Maintenance strategies, especially proactive ones, will not only save the day but save money in the long run, as well. For some managers, proactive planning is a natural byproduct of a detail-oriented personality. For others, it is a matter of sheer discipline.


When the Great Wolf Lodge in Williamsburg, Va., opened its doors for the first time to its expectant public this past April, planners made sure they got at least two things right: a great HVAC system to provide clean, fresh air and an efficient, effective filtration system to provide clean and clear water.

"The most important thing is to have a properly designed system to give crystal clear water," says Chris Stuart, director of aquatics and a 29-year-veteran in the industry. "The second most important factor is efficiency since water is now a precious commodity. We now have the best system I've ever had."

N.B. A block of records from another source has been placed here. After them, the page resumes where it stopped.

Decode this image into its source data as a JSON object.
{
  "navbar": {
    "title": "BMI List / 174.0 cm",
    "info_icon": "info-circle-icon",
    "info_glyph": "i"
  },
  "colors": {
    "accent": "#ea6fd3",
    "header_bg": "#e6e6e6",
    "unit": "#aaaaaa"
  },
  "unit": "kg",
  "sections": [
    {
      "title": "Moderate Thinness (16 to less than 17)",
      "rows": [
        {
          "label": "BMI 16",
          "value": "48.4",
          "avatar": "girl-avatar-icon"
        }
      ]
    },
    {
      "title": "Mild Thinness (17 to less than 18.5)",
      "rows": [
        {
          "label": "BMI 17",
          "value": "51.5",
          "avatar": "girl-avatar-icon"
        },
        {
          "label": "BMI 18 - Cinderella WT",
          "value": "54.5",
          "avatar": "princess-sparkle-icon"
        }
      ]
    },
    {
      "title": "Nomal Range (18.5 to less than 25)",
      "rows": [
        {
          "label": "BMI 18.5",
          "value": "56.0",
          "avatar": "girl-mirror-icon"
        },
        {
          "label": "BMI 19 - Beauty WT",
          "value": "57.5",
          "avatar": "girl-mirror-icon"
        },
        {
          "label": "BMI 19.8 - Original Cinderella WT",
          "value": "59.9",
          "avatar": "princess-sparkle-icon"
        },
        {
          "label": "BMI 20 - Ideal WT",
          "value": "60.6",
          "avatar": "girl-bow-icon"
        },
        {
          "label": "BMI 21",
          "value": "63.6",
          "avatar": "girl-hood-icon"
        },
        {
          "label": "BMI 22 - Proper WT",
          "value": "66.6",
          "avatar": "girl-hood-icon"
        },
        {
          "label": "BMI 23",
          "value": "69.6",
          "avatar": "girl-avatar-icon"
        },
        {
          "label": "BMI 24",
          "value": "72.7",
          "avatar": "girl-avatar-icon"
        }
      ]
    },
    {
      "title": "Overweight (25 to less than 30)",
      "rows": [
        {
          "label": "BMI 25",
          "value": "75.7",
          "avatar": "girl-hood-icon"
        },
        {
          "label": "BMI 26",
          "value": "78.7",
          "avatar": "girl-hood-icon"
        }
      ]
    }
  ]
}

Thanks to the ongoing perfecting of filtration materials, systems like the one installed by Great Wolf Lodge are using more cost-efficient and environmentally safer systems. Sand and diatomaceous earth (DE) filters, longtime industry standards, are now joined by new comers like biodegradable DE products and zeolite.

With the many choices of filtration materials, system designs and sizes, the best place for any aquatic center project to start is with professional input from those who make it their business to know—pool consultants. When a system can potentially last upward of 40 years or more, time and money invested in the design process will be rewarded with long-term performance, ease of operation and life-cycle costs.

An 8-to-10-year replacement is an expensive and unnecessary result you want to avoid. Be sure to verify that the ultimate choice of a filtration system currently is listed for public pool use by the National Sanitation Foundation (NSF).

When selecting the right system, many factors come into play including bather load, pool type, temperature, size and location. These variables will determine the size of the system and the rate of turnover needed to keep water clean, clear and safe for users. Most states have guidelines for turnover rates, but few have guidelines strict enough to satisfy responsible aquatic managers.

"With waterparks—especially indoors—we exceed turnover rates," Stuart says. "For us, it's one hour and our kiddie pools are every 20 minutes. In many states it's six hours, but with waterborne pathogens, we need to exceed that."

The sparkling results say it all.